Yesterday, Apple did its big announcement of the Ipad 2. Basically, after all is said and done, it’s the original iPad with a few extra bells and whistles. Or the same bells and whistles, but they made the bells chime longer and the whistles a little louder. What was probably more interesting was the fact that Apple is so paranoid about the people that will be replacing Steve Jobs when he retires/dies that they brought Jobs out of sick leave to make his usual announcement. This does not bode well for the future of Apple if they can’t even let the man rest long enough and let his successors actually try to succeed.
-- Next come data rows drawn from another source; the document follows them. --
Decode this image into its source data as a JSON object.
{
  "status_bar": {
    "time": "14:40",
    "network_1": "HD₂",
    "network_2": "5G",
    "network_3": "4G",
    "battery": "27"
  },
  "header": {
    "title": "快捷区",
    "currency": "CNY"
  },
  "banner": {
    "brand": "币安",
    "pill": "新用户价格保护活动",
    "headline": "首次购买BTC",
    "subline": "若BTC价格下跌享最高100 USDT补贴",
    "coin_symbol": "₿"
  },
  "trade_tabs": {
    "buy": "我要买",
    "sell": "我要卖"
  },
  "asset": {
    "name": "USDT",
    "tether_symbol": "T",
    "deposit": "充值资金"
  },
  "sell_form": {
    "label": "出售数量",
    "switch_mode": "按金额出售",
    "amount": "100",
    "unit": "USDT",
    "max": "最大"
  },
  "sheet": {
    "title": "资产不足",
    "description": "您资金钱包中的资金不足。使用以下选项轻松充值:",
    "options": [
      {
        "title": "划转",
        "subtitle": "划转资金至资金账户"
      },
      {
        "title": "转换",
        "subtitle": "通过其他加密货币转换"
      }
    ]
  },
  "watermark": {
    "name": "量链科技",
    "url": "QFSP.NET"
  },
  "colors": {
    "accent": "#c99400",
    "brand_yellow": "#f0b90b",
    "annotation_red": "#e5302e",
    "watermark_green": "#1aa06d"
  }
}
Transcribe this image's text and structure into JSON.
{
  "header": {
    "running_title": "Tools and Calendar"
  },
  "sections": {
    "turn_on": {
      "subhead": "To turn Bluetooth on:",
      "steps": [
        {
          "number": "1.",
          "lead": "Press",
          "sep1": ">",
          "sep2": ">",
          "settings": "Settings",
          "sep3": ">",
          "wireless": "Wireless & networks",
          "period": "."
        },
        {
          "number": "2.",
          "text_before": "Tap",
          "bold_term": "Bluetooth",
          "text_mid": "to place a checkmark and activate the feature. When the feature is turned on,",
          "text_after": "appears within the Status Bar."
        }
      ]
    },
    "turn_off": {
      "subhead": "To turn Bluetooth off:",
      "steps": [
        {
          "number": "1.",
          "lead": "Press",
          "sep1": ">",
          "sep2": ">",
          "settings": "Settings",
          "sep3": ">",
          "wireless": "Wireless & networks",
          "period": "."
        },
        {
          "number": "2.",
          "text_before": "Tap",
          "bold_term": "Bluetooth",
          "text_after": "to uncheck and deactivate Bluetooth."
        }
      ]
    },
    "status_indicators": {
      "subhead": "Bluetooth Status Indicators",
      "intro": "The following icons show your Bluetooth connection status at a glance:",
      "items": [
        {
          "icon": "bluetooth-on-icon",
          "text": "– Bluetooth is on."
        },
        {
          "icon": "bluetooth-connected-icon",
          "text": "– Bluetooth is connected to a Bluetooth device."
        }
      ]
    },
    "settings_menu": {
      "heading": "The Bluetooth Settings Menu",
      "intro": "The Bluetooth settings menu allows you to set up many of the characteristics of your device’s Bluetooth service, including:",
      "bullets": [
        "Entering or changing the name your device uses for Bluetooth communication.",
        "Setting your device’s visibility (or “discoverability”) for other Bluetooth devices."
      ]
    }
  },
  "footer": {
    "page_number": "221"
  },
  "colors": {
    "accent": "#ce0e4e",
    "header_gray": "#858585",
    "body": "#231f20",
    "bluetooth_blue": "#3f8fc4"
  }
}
Having said all of that, I thought I would then address the Ipad 2 itself. Without getting into the details of the device, like it has the whole camera thing, supposedly a better screen (that might not be immediately available) and, well, nothing else that makes me want to go out and buy one. What is significant about the Ipad itself is that nothing announced so far has me anxious to want to go out and buy one. Yeah, I’ve been in Best Buy a few times where I’ve played with one to see how cool it is, but after I’m done playing with it, I realize that it doesn’t do anything that I don’t already have covered. And unlike my iPhone, it doesn’t combine enough OTHER things that I might want to add it to my toys to replace stuff that has become too encompassing.
And that is definitely the problem of the Ipad. There’s nothing about it that causes me to think it’s worth buying an actual tablet computer. And that’s the problem that Apple is facing in the long haul. Right now, it owns the tablet market, but it is still trying to build a “need” rather than a curiosity for that market. In olden days, when every house has an oven, there was this new device called the microwave oven. And it took a lot of convincing to “convince” housewives that they needed the gadget because an oven was capable of doing everything the new device could do. However, a media campaign that could have riveled the attack at D-Day managed to convince the average American that it was now a need, not a curiosity, or something for the rich only.
That is what the tablet still has to do, and it’s not succeeding. Sure, Apple is selling a lot, but Apple sells a lot of a lot of things that don’t become household givens. Until tablet companies do something that convinces the average person, like me, that we should want and need one of these gadgets, most of us are going to be sitting on the sidelines laughing at the people who bought one but still have no major need for one.
That is the press conference that Apple needs to succeed at. So far, they haven’t done it. As a matter of fact, Apple has recently done everything possible to destroy its own little niche market by trying to own that market completely through draconian rules and charges that benefit Apple only, cutting out other companies from investing in the Apple dynasty. As long as that keeps happening, you’re going to have a lot of people thinking, well maybe I don’t need the Apple one, so they’ll look at the other companies and then suddenly realize they don’t need a tablet at all. So far, the tablet hasn’t been the success that spin doctors really want you to think it is. The majority of Americans haven’t bought into it. A lot of people have, but a lot of people doesn’t translate to market saturation or even market itemization. It’s a gimmick right now, and as long as it remains in that category, it’s going to stay a gimmick.
Now, I know there are people reading this who are thinking, “hey, I bought one and I love it.” That’s fine, but you’re the outliers right now who Apple and tablet companies want to use to convince everyone else that their product is relevant. So, you need to start doing that and earning your pay you’re not receiving from a company that wants to get as much money out of you as possible by limiting your options in getting the best bang from your product. So do their dirty work for them. That’s kind of how the game works. For them. Be the tool they need you to be.